If Target Corp. had a twin in a parallel universe, that retailer might carry the same name, logo and slogan and operate on the opposite side of the alternative Earth. Say, Australia.

As it turns out, Target's Down Under doppelgänger is quite real. Target Australia not only sports the same red and white bull's-eye logo but also a motto that reads "Get More. Pay Less."

Sound familiar?

Target officials in Minneapolis, though, want to make something abundantly clear: The two retailers are completely different companies.

"Target Corp. has no affiliation with Target Australia," said company spokesman Eric Hausman. "There is no relationship between our companies."

And lest you think that some opportunistic Aussie opened a cheesy knockoff store in the remote outback, Target Australia operates 300 stores in major cities and suburbs across the island nation. Last year, the retail chain generated $3.7 billion in revenue, according to financial documents from corporate parent Wesfarmers.

The similarities are so strong between the Targets that people sometimes confuse the two, a problem that might get worse as U.S. Target further expands across the globe. Earlier this year, Target opened its first stores in Canada, the first time the company has ventured beyond its American borders.

A spokeswoman for Wesfarmers did not return phone calls seeking comment. Founded in 1919 as a farmers cooperative, Wesfarmers has grown into one of Australia's largest companies with over $57 billion in revenue in 2012. The company owns everything from supermarkets and department stores to makers of fertilizer and industrial equipment.

So this naturally brings up the question of how two retailers from opposite sides of the world ended up with the same identity.

In general, trademarks are local matters, meaning a company can protect its trademark only on a country-by-country basis. In other words, although a brand like Apple obviously owns its name in the United States, it must file a separate trademark claim in each country where it does business. That, of course, inevitably leads to conflict if another company already has rights to the same name in that country.

"In a global economy, these are very arcane laws," said Maria Savio, an attorney with intellectual property law firm Gottlieb, Rackman & Reisman in New York.

For example, Apple could not sell Beatles music on iTunes for a long time because of opposition from the British firm, also named Apple, controlled the rights to the songs and was not too happy about the identical names.
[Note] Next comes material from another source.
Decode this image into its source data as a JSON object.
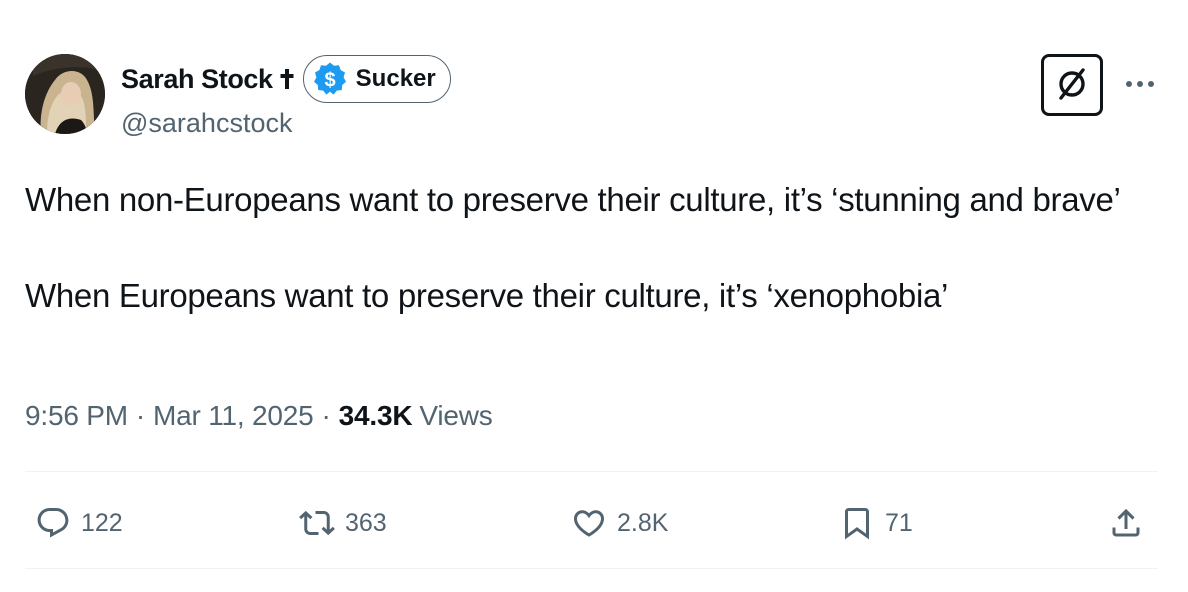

Such disputes are usually resolved with one company agreeing to license the name from the other. Although the two Targets don't (yet) directly compete with each other, experts say the companies must have reached some kind of deal given the strong similarity in their trademarks.

Otherwise, "it would seem like a strange coincidence they came up with the same name and logo," said Erik Pelton, who owns a boutique law firm in Virginia that specializes in trademark protection.

In truth, the similar trademarks were neither fully the result of a coincidence nor a formal business deal.

Born out of Dayton Hudson Corp., Target opened its first store in Roseville in 1962. Four years later, the discount retailer filed its first trademark claim and then another claim in 1967 that covered its bull's-eye logo, according to documents with the U.S. Patent and Trademark Office. A year later, Target Australia, then known as Lindsay's Target Pty Ltd., adopted the Target name.

Hausman said Target never licensed anything to the retailer. Instead, the founders of each company "had a conversation" at that time, he said, without specifying what was actually said.

In addition to Target, Wesfarmers also operates a retail chain called Kmart with a similar logo to the Kmart owned by Sears Holdings Corp. in the United States.

Savio said it would not be surprising if the two Targets had some sort of informal, handshake agreement. Fifty years ago, retail was primarily a local business and there were very few, if any, truly global brands. The idea that Target U.S. and Target Australia would somehow cross paths seemed remote at best.

"They probably decided to go their own separate ways," Savio said.

But today, the growing prominence of the Internet has virtually eliminated geographic boundaries. Consumers can access Target Australia's website just as easily as it can surf Target's Web page. And faced with sluggish sales at its nearly 1,800 U.S. stores, Target is opening 180 stores in Canada this year with more countries likely to come.

Target Australia, for its part, says it's "only getting started," according to its advertising. The company seems to be making the most of its resemblance to Target U.S. The retailer has launched several exclusive design collections, a favorite strategy of American Target, and even used the word "Tarzhay" in one of its website videos.

Target officials in Minneapolis deflected questions about whether the company will one day enter Australia, saying such a decision is many years away. But it's not too hard to imagine Target would want to do so. Like Canada, Australia is a wealthy, English-speaking country whose 22.3 million people offer an attractive market for Target's global ambitions.

But Target could not legally enter the country without changing its name or buying the Australian retailer, Pelton said. Same goes for Target Australia if it wanted to expand into the United States, however unlikely that might be.

"Each company would be out of luck," Pelton said.

Thomas Lee • 612-673-4113